While the flour was never made again, J. Orrin Yeager continued other mill business until his death in 1941 at which point G. Clifford RIce, a nephew, then came into possession of the business. Rice moved into building supplies and coal and eventually closed the doors for all time on May 23, 1963.

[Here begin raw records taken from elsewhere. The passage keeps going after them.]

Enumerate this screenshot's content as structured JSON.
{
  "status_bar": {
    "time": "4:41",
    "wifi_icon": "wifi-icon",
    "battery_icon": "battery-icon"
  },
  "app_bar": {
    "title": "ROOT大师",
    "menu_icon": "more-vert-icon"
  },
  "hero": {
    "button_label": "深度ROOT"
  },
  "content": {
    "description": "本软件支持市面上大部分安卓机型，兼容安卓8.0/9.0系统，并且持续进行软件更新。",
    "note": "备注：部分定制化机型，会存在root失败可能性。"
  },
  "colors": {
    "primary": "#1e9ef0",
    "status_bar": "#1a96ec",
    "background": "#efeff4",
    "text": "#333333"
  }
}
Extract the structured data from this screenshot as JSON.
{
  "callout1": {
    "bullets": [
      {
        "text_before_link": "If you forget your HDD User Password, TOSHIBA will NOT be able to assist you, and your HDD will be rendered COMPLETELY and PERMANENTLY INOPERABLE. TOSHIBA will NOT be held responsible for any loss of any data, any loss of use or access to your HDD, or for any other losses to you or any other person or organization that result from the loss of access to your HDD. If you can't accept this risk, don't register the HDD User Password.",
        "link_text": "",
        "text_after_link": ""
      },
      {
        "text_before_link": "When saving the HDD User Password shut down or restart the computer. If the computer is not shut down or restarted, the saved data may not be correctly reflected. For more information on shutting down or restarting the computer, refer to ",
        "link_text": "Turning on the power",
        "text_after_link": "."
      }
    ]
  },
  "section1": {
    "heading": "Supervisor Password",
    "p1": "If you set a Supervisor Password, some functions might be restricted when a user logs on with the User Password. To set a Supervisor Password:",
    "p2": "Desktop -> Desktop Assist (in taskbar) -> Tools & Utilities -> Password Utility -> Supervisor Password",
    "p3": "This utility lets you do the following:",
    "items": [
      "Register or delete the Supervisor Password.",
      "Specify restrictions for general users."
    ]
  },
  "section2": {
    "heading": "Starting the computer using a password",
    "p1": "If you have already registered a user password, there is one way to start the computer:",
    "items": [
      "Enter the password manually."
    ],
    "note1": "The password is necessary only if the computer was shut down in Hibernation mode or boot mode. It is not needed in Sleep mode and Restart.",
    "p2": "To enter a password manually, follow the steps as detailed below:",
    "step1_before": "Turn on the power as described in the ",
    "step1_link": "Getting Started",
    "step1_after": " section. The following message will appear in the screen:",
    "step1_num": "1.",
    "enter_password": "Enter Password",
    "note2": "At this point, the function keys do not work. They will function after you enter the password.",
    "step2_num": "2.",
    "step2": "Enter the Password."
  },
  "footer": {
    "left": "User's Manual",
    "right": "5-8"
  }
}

The structure was used, from the time it was built until 1917, as a grist mill. However, the Yeager family was involved in various businesses, such as insurance, coal, lumber, structural iron, fancy glass, building supplies, and hay and feed and the building served as a base for many of these business efforts. For instance, J. M. Yeager had a patent on an incubator which he had constructed on the top floor of the mill and then sold to customers. They also constructed the barrels in which they shipped their flour. A barrel, made with Yeager lumber, would travel on a conveyor to a worker. A paper bag had been placed in the barrel previously and the worker would open a chute, fill it with flour, weigh it and put on the lid. The nails which held down the lid, often supplied by York Nail and Tack Works, were the only part of the process not generated by the Yeagers.

J. M. Yeager No. 1

The 1945 CT1000 indicates one siding for this industry, but the valuation maps show two. One is known to be a warehouse (plans coming).

Visible in 1957 Penn Pilot photo.

This location is believed related to the coal and lumber portion of the Yeager business.

Station

Listed in 1923 CT1000.

Not listed in 1945 CT1000. (Passenger service ceased in 1941.) 

Plans of Yeagertown Shelter. Courtesy of Susan Yosten. This is a larger shelter than that shown in the 1917 photograph. It is unknown if thiw shelter was ever built, or only proposed.

Yeagertown shelter, 1917:1917 yeagertown shelter  

 

J. M. Yeager No. 2

Listed in 1945 CT1000.

Also owned by the Yeager family, this was also on the left side of the tracks. I have no idea what was here, but today there is a newer building that I'm told has had several tenants; at one time a trucking company. It currently houses a phone company.

Passing Siding

Listed in 1945 CT1000.

Standard Steel Works Co. No. 6

Listed in 1945 CT1000.

Standard Steel Works Co. No. 7

Listed in 1945 CT1000.